CĂTĂLIN OPRIȚOIU - an artist with an impressive record of achievements

CătălinOprițoiu started learningthe flute at the age of six, under the guidance of his father, professor Virgil Oprițoiu. He went to DinuLipatti Music High School (known now as DinuLipatti National College of Art), and to the National University of Music Bucharest, studying in the class of prof. IoanCațianis, and completing his BA studies with an MA degree in the class of prof. Virgil Frâncu. In parallel, he took several artistic refresher courses, organized in Romania and Germany, with professors Demetrius Popp, Aurèle Nicolet, Philippe Boucly, and Irena Grafenauer. In 2009, he got his PhD in music, with Magna cum Laudae distinction, for his thesis called Stylistic and Interpretative Aspects in Some Flute Works in the Romanian Music from the Second Half of the 20th Century. Performance - an Act of Creation. CătălinOprițoiu has an impressive record of achievements: a multiple Laureate of the Silvestri International Competition, Romania (1990-1993); First Prize at the National Competition for Musical Interpretation, and at the International Flute Competition in Timișoara, First Place at the 2007 Volos International Flute Competition, Greece. In 2004, he performed as the solo-flautist of the Seoul Philharmonic Orchestra (South Korea). In 2005, he graduated the artistic master's course for soloists from the University of Music and Performing Arts Munich (Germany). The same year, he founded the Camerata Classica Orchestra and has been performing as its permanent soloist since, having many collaborations with radio and television. Between 1998 and 2011, CătălinOprițoiu was the concertmaster of the George Enescu Philharmonic Orchestra. Now, he is the soloist of the Bucharest Symphony Orchestra. Cătălin is equally dedicated to the teaching practice, being a University Lecturer, Dr. at the Flute Department of the National University of Music Bucharest.

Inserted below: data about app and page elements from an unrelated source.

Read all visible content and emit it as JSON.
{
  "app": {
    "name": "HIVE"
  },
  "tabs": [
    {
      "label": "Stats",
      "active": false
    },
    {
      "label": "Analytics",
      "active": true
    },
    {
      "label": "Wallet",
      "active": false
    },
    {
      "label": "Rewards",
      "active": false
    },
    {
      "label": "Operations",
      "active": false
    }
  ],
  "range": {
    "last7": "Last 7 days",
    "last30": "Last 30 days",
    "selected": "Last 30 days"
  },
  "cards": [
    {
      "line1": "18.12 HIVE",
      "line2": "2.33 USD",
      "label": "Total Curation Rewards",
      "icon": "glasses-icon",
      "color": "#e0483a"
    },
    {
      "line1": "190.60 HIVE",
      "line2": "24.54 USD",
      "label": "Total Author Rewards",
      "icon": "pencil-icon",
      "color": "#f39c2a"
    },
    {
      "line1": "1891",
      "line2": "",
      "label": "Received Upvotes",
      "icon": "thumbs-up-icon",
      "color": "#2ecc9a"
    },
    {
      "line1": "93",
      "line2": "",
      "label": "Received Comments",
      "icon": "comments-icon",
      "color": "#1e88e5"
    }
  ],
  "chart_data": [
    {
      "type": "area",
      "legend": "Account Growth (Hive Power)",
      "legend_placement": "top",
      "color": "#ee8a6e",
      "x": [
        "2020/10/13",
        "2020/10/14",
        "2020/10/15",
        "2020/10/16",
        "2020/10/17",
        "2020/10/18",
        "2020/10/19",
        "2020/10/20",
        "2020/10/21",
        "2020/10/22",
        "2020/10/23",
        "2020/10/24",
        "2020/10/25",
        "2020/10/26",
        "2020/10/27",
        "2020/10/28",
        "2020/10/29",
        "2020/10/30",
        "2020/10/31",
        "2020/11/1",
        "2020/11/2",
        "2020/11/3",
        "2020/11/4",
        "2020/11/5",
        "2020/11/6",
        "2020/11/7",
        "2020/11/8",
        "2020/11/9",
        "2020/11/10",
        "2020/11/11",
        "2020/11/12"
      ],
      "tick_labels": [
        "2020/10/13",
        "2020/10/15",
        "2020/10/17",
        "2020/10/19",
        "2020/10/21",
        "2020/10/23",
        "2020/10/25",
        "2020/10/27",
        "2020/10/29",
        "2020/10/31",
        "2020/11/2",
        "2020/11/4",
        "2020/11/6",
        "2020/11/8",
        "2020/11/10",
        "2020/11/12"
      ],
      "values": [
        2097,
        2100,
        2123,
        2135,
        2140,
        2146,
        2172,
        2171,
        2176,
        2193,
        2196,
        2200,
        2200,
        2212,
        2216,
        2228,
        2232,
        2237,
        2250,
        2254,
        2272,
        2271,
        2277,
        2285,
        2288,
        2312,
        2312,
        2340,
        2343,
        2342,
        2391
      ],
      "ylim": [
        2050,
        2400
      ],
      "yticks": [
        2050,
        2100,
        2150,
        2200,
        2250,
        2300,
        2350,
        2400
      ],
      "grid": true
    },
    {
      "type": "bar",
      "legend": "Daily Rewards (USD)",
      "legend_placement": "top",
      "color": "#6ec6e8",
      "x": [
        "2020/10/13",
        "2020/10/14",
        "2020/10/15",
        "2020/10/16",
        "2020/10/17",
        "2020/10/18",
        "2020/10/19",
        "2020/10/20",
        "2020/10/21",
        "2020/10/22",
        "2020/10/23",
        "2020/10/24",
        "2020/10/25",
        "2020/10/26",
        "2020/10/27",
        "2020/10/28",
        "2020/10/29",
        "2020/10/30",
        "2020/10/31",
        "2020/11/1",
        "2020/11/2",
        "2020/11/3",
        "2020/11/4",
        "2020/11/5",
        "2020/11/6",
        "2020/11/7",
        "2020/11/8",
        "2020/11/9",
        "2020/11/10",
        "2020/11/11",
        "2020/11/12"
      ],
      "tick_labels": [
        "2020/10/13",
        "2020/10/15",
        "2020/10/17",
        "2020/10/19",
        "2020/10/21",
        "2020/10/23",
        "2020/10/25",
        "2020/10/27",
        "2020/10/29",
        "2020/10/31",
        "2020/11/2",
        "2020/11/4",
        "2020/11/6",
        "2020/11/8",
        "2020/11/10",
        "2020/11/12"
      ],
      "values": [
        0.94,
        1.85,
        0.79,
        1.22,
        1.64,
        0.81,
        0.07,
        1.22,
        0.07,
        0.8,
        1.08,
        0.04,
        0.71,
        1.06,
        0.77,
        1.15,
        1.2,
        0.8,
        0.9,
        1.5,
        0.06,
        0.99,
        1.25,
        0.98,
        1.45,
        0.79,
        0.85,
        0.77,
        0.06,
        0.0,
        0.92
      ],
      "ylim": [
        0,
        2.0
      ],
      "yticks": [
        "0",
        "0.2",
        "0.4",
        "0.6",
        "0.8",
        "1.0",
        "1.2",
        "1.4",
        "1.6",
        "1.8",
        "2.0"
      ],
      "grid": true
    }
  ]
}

Beethoven and Mozart - two geniuses of the Viennese Classicism

Coriolan Overture, Op. 62 dates back to 1807. The composition was not inspired by the homonymous tragedy written by Shakespeare, as one may think. Beethoven completed this masterpiecedue to the great respect for, and the friendship of the Viennese writer Heinrich Joseph Collin. Highly impressed by the noble subject of one of the writer's plays, the composer dedicated him this overture as a tribute.

1802, the year when Beethoven composed Symphony No. 2, was the beginning of an unprecedented, and most prolific period in his life. He wrote to a friend: "I'm fully immersed into my scores, and, having just finished one composition, I'm beginning to work immediately on the other. In the way I'm working now, I often find myself working on three, four pieces simultaneously." As Hector Berlioz mentioned, "in this symphony, everything is noble, full of vitality, monumental; the introduction (Adagio molto) is a masterpiece."

In December 1977, a Dutch captain, named Ferdinand de Jean, wrote to Mozart, asking him to compose several pieces for his favourite instrument - the flute. The captain specified his abilities, telling Mozart that he wants these pieces to be "neither long, nor difficult."

Staying in Mannheim at that time, Mozart had finished the compositional labour quickly, writing two concertos and three flute quartets, even though the instrument did not particularly appeal to him. The Concerto No. 1 in G major, K313 has, aside from the elaborate solo part, a balanced orchestral distribution, which is handled delicately.


Translated by Cotar Alexandr,
University of Bucharest, Faculty of Foreign Languages and Literatures, MTTLC, year II
Corrected by Silvia Petrescu